**ASSIGNMENT**: When you repeat the material, keep each line exact and omit the pictures.
#### DATA IN THIS EXERCISE
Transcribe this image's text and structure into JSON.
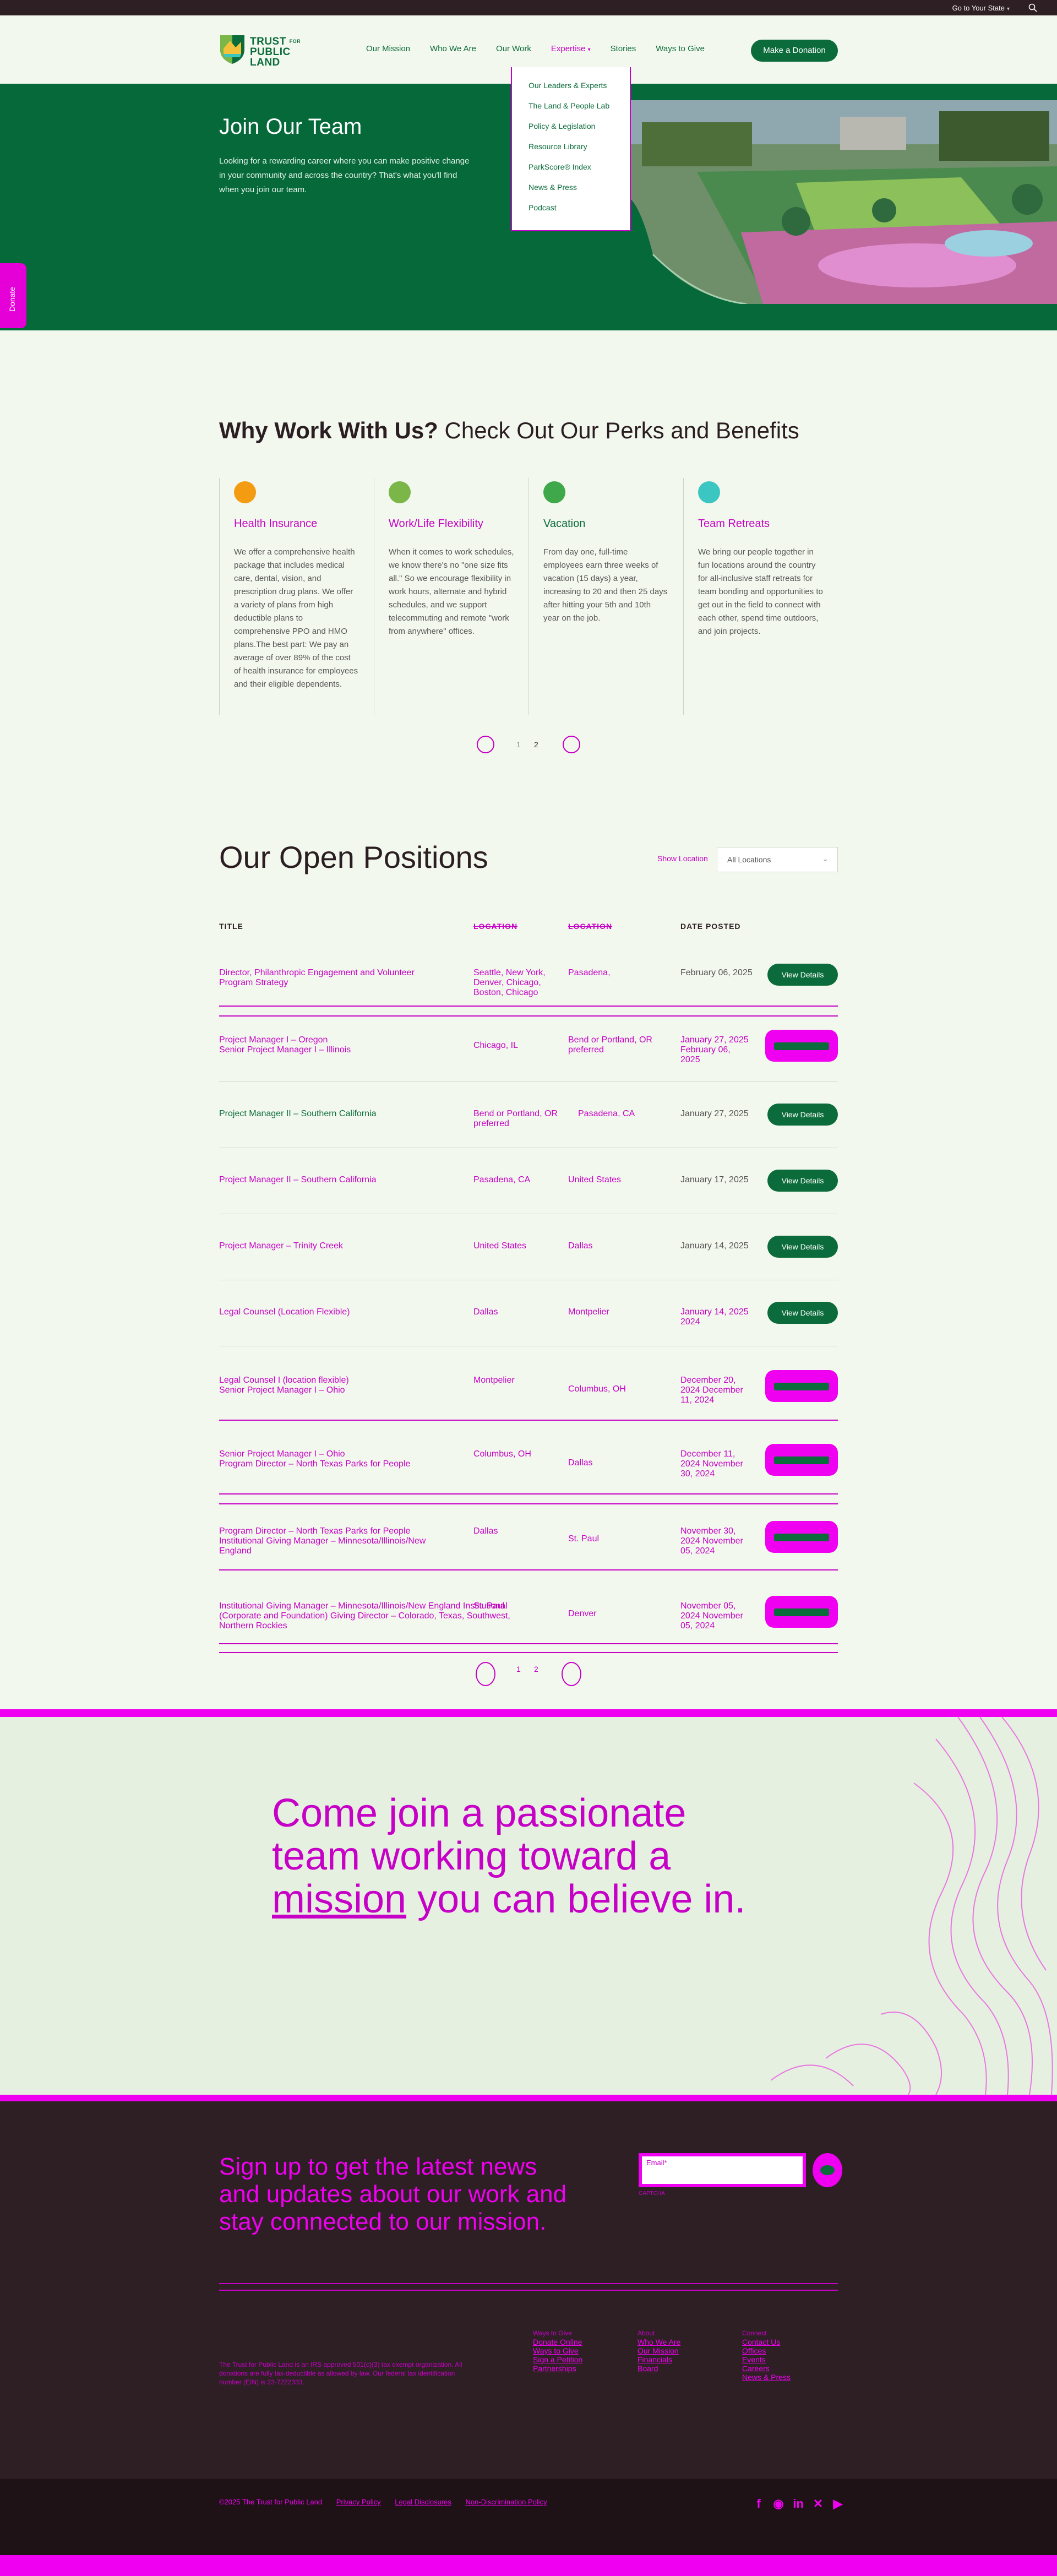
{
  "utility": {
    "state_label": "Go to Your State"
  },
  "header": {
    "logo": {
      "line1": "TRUST",
      "line1_small": "FOR",
      "line2": "PUBLIC",
      "line3": "LAND"
    },
    "nav": [
      "Our Mission",
      "Who We Are",
      "Our Work",
      "Expertise",
      "Stories",
      "Ways to Give"
    ],
    "donate_label": "Make a Donation"
  },
  "dropdown": [
    "Our Leaders & Experts",
    "The Land & People Lab",
    "Policy & Legislation",
    "Resource Library",
    "ParkScore® Index",
    "News & Press",
    "Podcast"
  ],
  "hero": {
    "title": "Join Our Team",
    "body": "Looking for a rewarding career where you can make positive change in your community and across the country? That's what you'll find when you join our team."
  },
  "side_donate": "Donate",
  "perks": {
    "title_bold": "Why Work With Us?",
    "title_rest": " Check Out Our Perks and Benefits",
    "cards": [
      {
        "title": "Health Insurance",
        "icon": "health-icon",
        "color": "#f39c12",
        "body": "We offer a comprehensive health package that includes medical care, dental, vision, and prescription drug plans. We offer a variety of plans from high deductible plans to comprehensive PPO and HMO plans.The best part: We pay an average of over 89% of the cost of health insurance for employees and their eligible dependents."
      },
      {
        "title": "Work/Life Flexibility",
        "icon": "flexibility-icon",
        "color": "#7ab648",
        "body": "When it comes to work schedules, we know there's no \"one size fits all.\" So we encourage flexibility in work hours, alternate and hybrid schedules, and we support telecommuting and remote \"work from anywhere\" offices."
      },
      {
        "title": "Vacation",
        "icon": "vacation-icon",
        "color": "#3ea84a",
        "body": "From day one, full-time employees earn three weeks of vacation (15 days) a year, increasing to 20 and then 25 days after hitting your 5th and 10th year on the job."
      },
      {
        "title": "Team Retreats",
        "icon": "retreat-icon",
        "color": "#3cc6c2",
        "body": "We bring our people together in fun locations around the country for all-inclusive staff retreats for team bonding and opportunities to get out in the field to connect with each other, spend time outdoors, and join projects."
      }
    ],
    "pages": [
      "1",
      "2"
    ]
  },
  "positions": {
    "title": "Our Open Positions",
    "filter_label": "Show Location",
    "filter_value": "All Locations",
    "headers": [
      "TITLE",
      "LOCATION",
      "LOCATION",
      "DATE POSTED"
    ],
    "rows": [
      {
        "title": "Director, Philanthropic Engagement and Volunteer Program Strategy",
        "title2": "Senior Project Manager I – Illinois",
        "loc1": "Seattle, New York, Denver, Chicago, Boston, Chicago",
        "loc2": "Pasadena,",
        "date": "February 06, 2025",
        "date2": "",
        "button": "View Details",
        "style": "green"
      },
      {
        "title": "Project Manager I – Oregon",
        "title2": "Senior Project Manager I – Illinois",
        "loc1": "Chicago, IL",
        "loc2": "Bend or Portland, OR preferred",
        "date": "January 27, 2025",
        "date2": "February 06, 2025",
        "button": "View Details",
        "style": "magenta"
      },
      {
        "title": "Project Manager II – Southern California",
        "title2": "",
        "loc1": "Bend or Portland, OR preferred",
        "loc2": "Pasadena, CA",
        "date": "January 27, 2025",
        "date2": "",
        "button": "View Details",
        "style": "green"
      },
      {
        "title": "Project Manager II – Southern California",
        "title2": "",
        "loc1": "Pasadena, CA",
        "loc2": "United States",
        "date": "January 17, 2025",
        "date2": "",
        "button": "View Details",
        "style": "green"
      },
      {
        "title": "Project Manager – Trinity Creek",
        "title2": "",
        "loc1": "United States",
        "loc2": "Dallas",
        "date": "January 14, 2025",
        "date2": "",
        "button": "View Details",
        "style": "green"
      },
      {
        "title": "Legal Counsel (Location Flexible)",
        "title2": "",
        "loc1": "Dallas",
        "loc2": "Montpelier",
        "date": "January 14, 2025",
        "date2": "2024",
        "button": "View Details",
        "style": "green"
      },
      {
        "title": "Legal Counsel I (location flexible)",
        "title2": "Senior Project Manager I – Ohio",
        "loc1": "Montpelier",
        "loc2": "Columbus, OH",
        "date": "December 20, 2024",
        "date2": "December 11, 2024",
        "button": "View Details",
        "style": "magenta"
      },
      {
        "title": "Senior Project Manager I – Ohio",
        "title2": "Program Director – North Texas Parks for People",
        "loc1": "Columbus, OH",
        "loc2": "Dallas",
        "date": "December 11, 2024",
        "date2": "November 30, 2024",
        "button": "View Details",
        "style": "magenta"
      },
      {
        "title": "Program Director – North Texas Parks for People",
        "title2": "Institutional Giving Manager – Minnesota/Illinois/New England",
        "loc1": "Dallas",
        "loc2": "St. Paul",
        "date": "November 30, 2024",
        "date2": "November 05, 2024",
        "button": "View Details",
        "style": "magenta"
      },
      {
        "title": "Institutional Giving Manager – Minnesota/Illinois/New England",
        "title2": "Institutional (Corporate and Foundation) Giving Director – Colorado, Texas, Southwest, Northern Rockies",
        "loc1": "St. Paul",
        "loc2": "Denver",
        "date": "November 05, 2024",
        "date2": "November 05, 2024",
        "button": "View Details",
        "style": "magenta"
      }
    ],
    "pages": [
      "1",
      "2"
    ]
  },
  "join": {
    "line1": "Come join a passionate",
    "line2": "team working toward a",
    "line3a": "mission",
    "line3b": " you can believe in."
  },
  "footer": {
    "signup": "Sign up to get the latest news and updates about our work and stay connected to our mission.",
    "email_placeholder": "Email*",
    "captcha": "CAPTCHA",
    "about": "The Trust for Public Land is an IRS approved 501(c)(3) tax exempt organization. All donations are fully tax-deductible as allowed by law. Our federal tax identification number (EIN) is 23-7222333.",
    "col1_head": "Ways to Give",
    "col1": [
      "Donate Online",
      "Ways to Give",
      "Sign a Petition",
      "Partnerships"
    ],
    "col2_head": "About",
    "col2": [
      "Who We Are",
      "Our Mission",
      "Financials",
      "Board"
    ],
    "col3_head": "Connect",
    "col3": [
      "Contact Us",
      "Offices",
      "Events",
      "Careers",
      "News & Press"
    ]
  },
  "bottom": {
    "copyright": "©2025 The Trust for Public Land",
    "links": [
      "Privacy Policy",
      "Legal Disclosures",
      "Non-Discrimination Policy"
    ]
  }
}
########
**OUTPUT FOR THIS TASK**:
Transcribe this image's text and structure into JSON.
{
  "utility": {
    "state_label": "Go to Your State"
  },
  "header": {
    "logo": {
      "line1": "TRUST",
      "line1_small": "FOR",
      "line2": "PUBLIC",
      "line3": "LAND"
    },
    "nav": [
      "Our Mission",
      "Who We Are",
      "Our Work",
      "Expertise",
      "Stories",
      "Ways to Give"
    ],
    "donate_label": "Make a Donation"
  },
  "dropdown": [
    "Our Leaders & Experts",
    "The Land & People Lab",
    "Policy & Legislation",
    "Resource Library",
    "ParkScore® Index",
    "News & Press",
    "Podcast"
  ],
  "hero": {
    "title": "Join Our Team",
    "body": "Looking for a rewarding career where you can make positive change in your community and across the country? That's what you'll find when you join our team."
  },
  "side_donate": "Donate",
  "perks": {
    "title_bold": "Why Work With Us?",
    "title_rest": " Check Out Our Perks and Benefits",
    "cards": [
      {
        "title": "Health Insurance",
        "icon": "health-icon",
        "color": "#f39c12",
        "body": "We offer a comprehensive health package that includes medical care, dental, vision, and prescription drug plans. We offer a variety of plans from high deductible plans to comprehensive PPO and HMO plans.The best part: We pay an average of over 89% of the cost of health insurance for employees and their eligible dependents."
      },
      {
        "title": "Work/Life Flexibility",
        "icon": "flexibility-icon",
        "color": "#7ab648",
        "body": "When it comes to work schedules, we know there's no \"one size fits all.\" So we encourage flexibility in work hours, alternate and hybrid schedules, and we support telecommuting and remote \"work from anywhere\" offices."
      },
      {
        "title": "Vacation",
        "icon": "vacation-icon",
        "color": "#3ea84a",
        "body": "From day one, full-time employees earn three weeks of vacation (15 days) a year, increasing to 20 and then 25 days after hitting your 5th and 10th year on the job."
      },
      {
        "title": "Team Retreats",
        "icon": "retreat-icon",
        "color": "#3cc6c2",
        "body": "We bring our people together in fun locations around the country for all-inclusive staff retreats for team bonding and opportunities to get out in the field to connect with each other, spend time outdoors, and join projects."
      }
    ],
    "pages": [
      "1",
      "2"
    ]
  },
  "positions": {
    "title": "Our Open Positions",
    "filter_label": "Show Location",
    "filter_value": "All Locations",
    "headers": [
      "TITLE",
      "LOCATION",
      "LOCATION",
      "DATE POSTED"
    ],
    "rows": [
      {
        "title": "Director, Philanthropic Engagement and Volunteer Program Strategy",
        "title2": "Senior Project Manager I – Illinois",
        "loc1": "Seattle, New York, Denver, Chicago, Boston, Chicago",
        "loc2": "Pasadena,",
        "date": "February 06, 2025",
        "date2": "",
        "button": "View Details",
        "style": "green"
      },
      {
        "title": "Project Manager I – Oregon",
        "title2": "Senior Project Manager I – Illinois",
        "loc1": "Chicago, IL",
        "loc2": "Bend or Portland, OR preferred",
        "date": "January 27, 2025",
        "date2": "February 06, 2025",
        "button": "View Details",
        "style": "magenta"
      },
      {
        "title": "Project Manager II – Southern California",
        "title2": "",
        "loc1": "Bend or Portland, OR preferred",
        "loc2": "Pasadena, CA",
        "date": "January 27, 2025",
        "date2": "",
        "button": "View Details",
        "style": "green"
      },
      {
        "title": "Project Manager II – Southern California",
        "title2": "",
        "loc1": "Pasadena, CA",
        "loc2": "United States",
        "date": "January 17, 2025",
        "date2": "",
        "button": "View Details",
        "style": "green"
      },
      {
        "title": "Project Manager – Trinity Creek",
        "title2": "",
        "loc1": "United States",
        "loc2": "Dallas",
        "date": "January 14, 2025",
        "date2": "",
        "button": "View Details",
        "style": "green"
      },
      {
        "title": "Legal Counsel (Location Flexible)",
        "title2": "",
        "loc1": "Dallas",
        "loc2": "Montpelier",
        "date": "January 14, 2025",
        "date2": "2024",
        "button": "View Details",
        "style": "green"
      },
      {
        "title": "Legal Counsel I (location flexible)",
        "title2": "Senior Project Manager I – Ohio",
        "loc1": "Montpelier",
        "loc2": "Columbus, OH",
        "date": "December 20, 2024",
        "date2": "December 11, 2024",
        "button": "View Details",
        "style": "magenta"
      },
      {
        "title": "Senior Project Manager I – Ohio",
        "title2": "Program Director – North Texas Parks for People",
        "loc1": "Columbus, OH",
        "loc2": "Dallas",
        "date": "December 11, 2024",
        "date2": "November 30, 2024",
        "button": "View Details",
        "style": "magenta"
      },
      {
        "title": "Program Director – North Texas Parks for People",
        "title2": "Institutional Giving Manager – Minnesota/Illinois/New England",
        "loc1": "Dallas",
        "loc2": "St. Paul",
        "date": "November 30, 2024",
        "date2": "November 05, 2024",
        "button": "View Details",
        "style": "magenta"
      },
      {
        "title": "Institutional Giving Manager – Minnesota/Illinois/New England",
        "title2": "Institutional (Corporate and Foundation) Giving Director – Colorado, Texas, Southwest, Northern Rockies",
        "loc1": "St. Paul",
        "loc2": "Denver",
        "date": "November 05, 2024",
        "date2": "November 05, 2024",
        "button": "View Details",
        "style": "magenta"
      }
    ],
    "pages": [
      "1",
      "2"
    ]
  },
  "join": {
    "line1": "Come join a passionate",
    "line2": "team working toward a",
    "line3a": "mission",
    "line3b": " you can believe in."
  },
  "footer": {
    "signup": "Sign up to get the latest news and updates about our work and stay connected to our mission.",
    "email_placeholder": "Email*",
    "captcha": "CAPTCHA",
    "about": "The Trust for Public Land is an IRS approved 501(c)(3) tax exempt organization. All donations are fully tax-deductible as allowed by law. Our federal tax identification number (EIN) is 23-7222333.",
    "col1_head": "Ways to Give",
    "col1": [
      "Donate Online",
      "Ways to Give",
      "Sign a Petition",
      "Partnerships"
    ],
    "col2_head": "About",
    "col2": [
      "Who We Are",
      "Our Mission",
      "Financials",
      "Board"
    ],
    "col3_head": "Connect",
    "col3": [
      "Contact Us",
      "Offices",
      "Events",
      "Careers",
      "News & Press"
    ]
  },
  "bottom": {
    "copyright": "©2025 The Trust for Public Land",
    "links": [
      "Privacy Policy",
      "Legal Disclosures",
      "Non-Discrimination Policy"
    ]
  }
}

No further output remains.